- _WHAT TO PRODUCE_: Your reply must be one number: the count of lines in the data below that contain "изометрия".

# # #

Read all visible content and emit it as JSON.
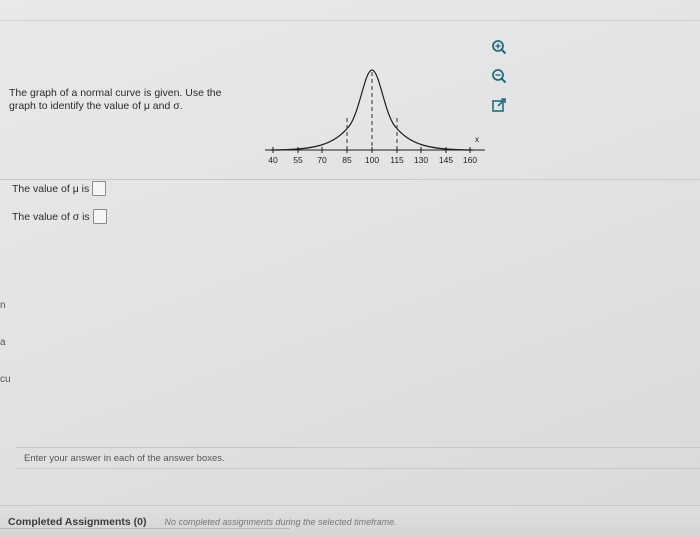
{
  "question": {
    "prompt": "The graph of a normal curve is given. Use the graph to identify the value of μ and σ.",
    "graph": {
      "x_label": "x",
      "ticks": [
        "40",
        "55",
        "70",
        "85",
        "100",
        "115",
        "130",
        "145",
        "160"
      ]
    }
  },
  "answers": {
    "mu_label": "The value of μ is",
    "sigma_label": "The value of σ is"
  },
  "tools": {
    "zoom_in": "zoom-in-icon",
    "zoom_out": "zoom-out-icon",
    "popout": "popout-icon"
  },
  "left_fragments": [
    "n",
    "a",
    "cu"
  ],
  "instruction": "Enter your answer in each of the answer boxes.",
  "footer": {
    "title": "Completed Assignments (0)",
    "note": "No completed assignments during the selected timeframe."
  },
  "colors": {
    "accent": "#1f6f7a",
    "text": "#2b2b2b"
  }
}
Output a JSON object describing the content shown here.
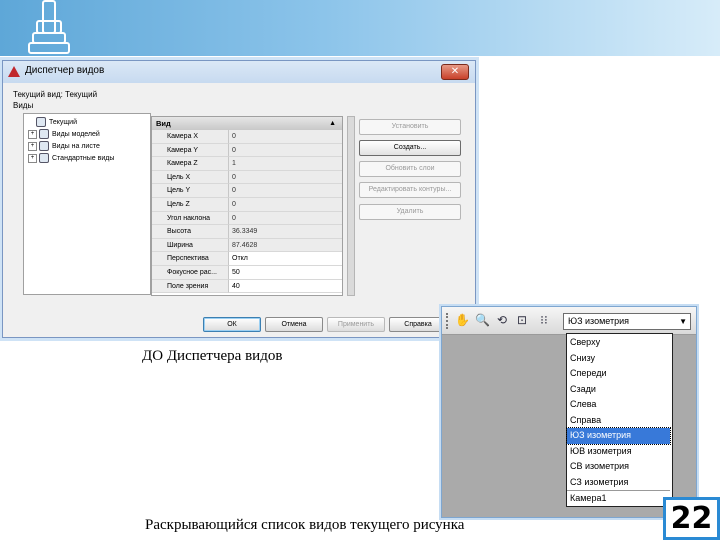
{
  "slide": {
    "caption_top": "ДО Диспетчера видов",
    "caption_bottom": "Раскрывающийся список видов текущего рисунка",
    "page_number": "22",
    "accent_color": "#2a8ad4"
  },
  "dialog": {
    "title": "Диспетчер видов",
    "close_label": "✕",
    "current_view_label": "Текущий вид: Текущий",
    "views_group_label": "Виды",
    "tree": [
      {
        "label": "Текущий",
        "expander": ""
      },
      {
        "label": "Виды моделей",
        "expander": "+"
      },
      {
        "label": "Виды на листе",
        "expander": "+"
      },
      {
        "label": "Стандартные виды",
        "expander": "+"
      }
    ],
    "properties": {
      "header": "Вид",
      "collapse_glyph": "▲",
      "rows": [
        {
          "key": "Камера X",
          "value": "0"
        },
        {
          "key": "Камера Y",
          "value": "0"
        },
        {
          "key": "Камера Z",
          "value": "1"
        },
        {
          "key": "Цель X",
          "value": "0"
        },
        {
          "key": "Цель Y",
          "value": "0"
        },
        {
          "key": "Цель Z",
          "value": "0"
        },
        {
          "key": "Угол наклона",
          "value": "0"
        },
        {
          "key": "Высота",
          "value": "36.3349"
        },
        {
          "key": "Ширина",
          "value": "87.4628"
        },
        {
          "key": "Перспектива",
          "value": "Откл"
        },
        {
          "key": "Фокусное рас...",
          "value": "50"
        },
        {
          "key": "Поле зрения",
          "value": "40"
        }
      ]
    },
    "side_buttons": [
      {
        "label": "Установить",
        "enabled": false
      },
      {
        "label": "Создать...",
        "enabled": true
      },
      {
        "label": "Обновить слои",
        "enabled": false
      },
      {
        "label": "Редактировать контуры...",
        "enabled": false
      },
      {
        "label": "Удалить",
        "enabled": false
      }
    ],
    "footer_buttons": {
      "ok": "ОК",
      "cancel": "Отмена",
      "apply": "Применить",
      "help": "Справка"
    }
  },
  "toolbar": {
    "icons": [
      "pan-hand-icon",
      "zoom-icon",
      "orbit-icon",
      "zoom-window-icon",
      "walk-icon"
    ],
    "combo_value": "ЮЗ изометрия",
    "combo_arrow": "▼",
    "options": [
      "Сверху",
      "Снизу",
      "Спереди",
      "Сзади",
      "Слева",
      "Справа",
      "ЮЗ изометрия",
      "ЮВ изометрия",
      "СВ изометрия",
      "СЗ изометрия",
      "Камера1"
    ],
    "selected_option": "ЮЗ изометрия"
  }
}
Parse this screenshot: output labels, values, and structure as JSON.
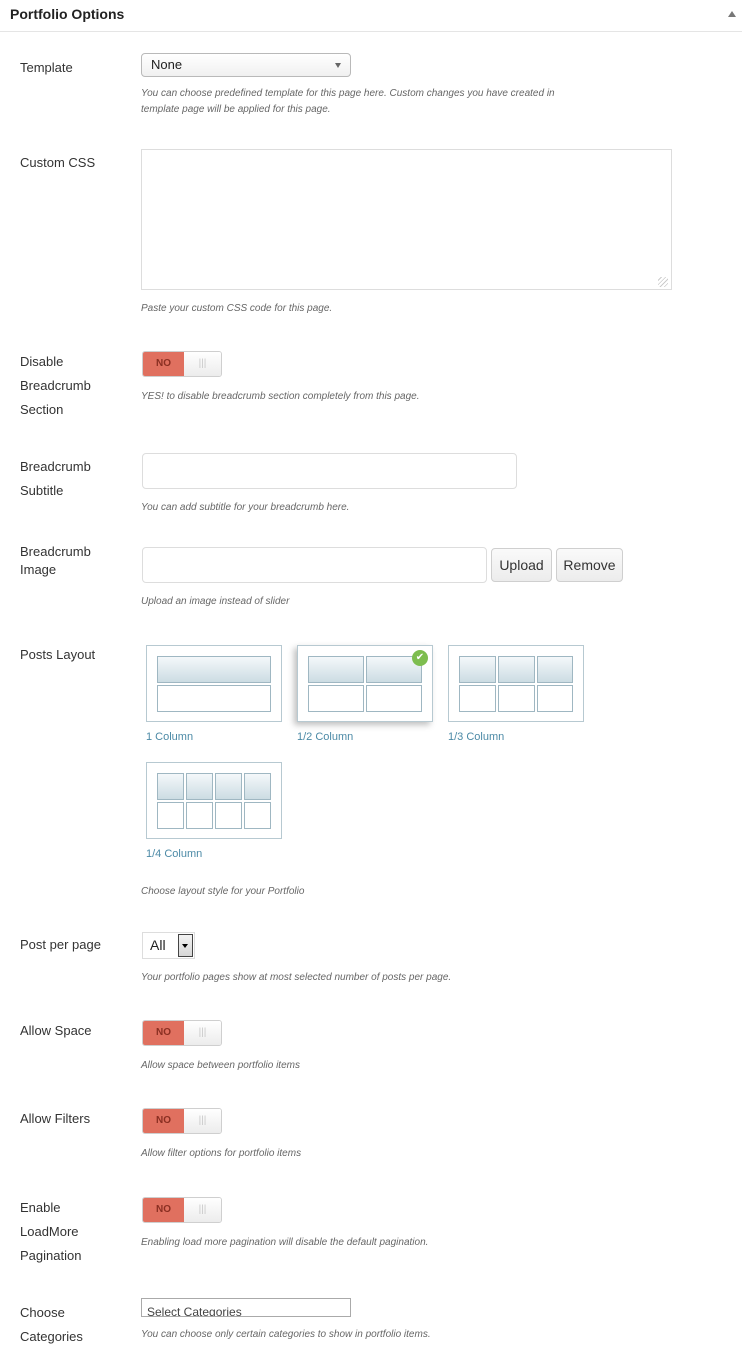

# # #

- _SOLUTION TO THIS EXERCISE_: 6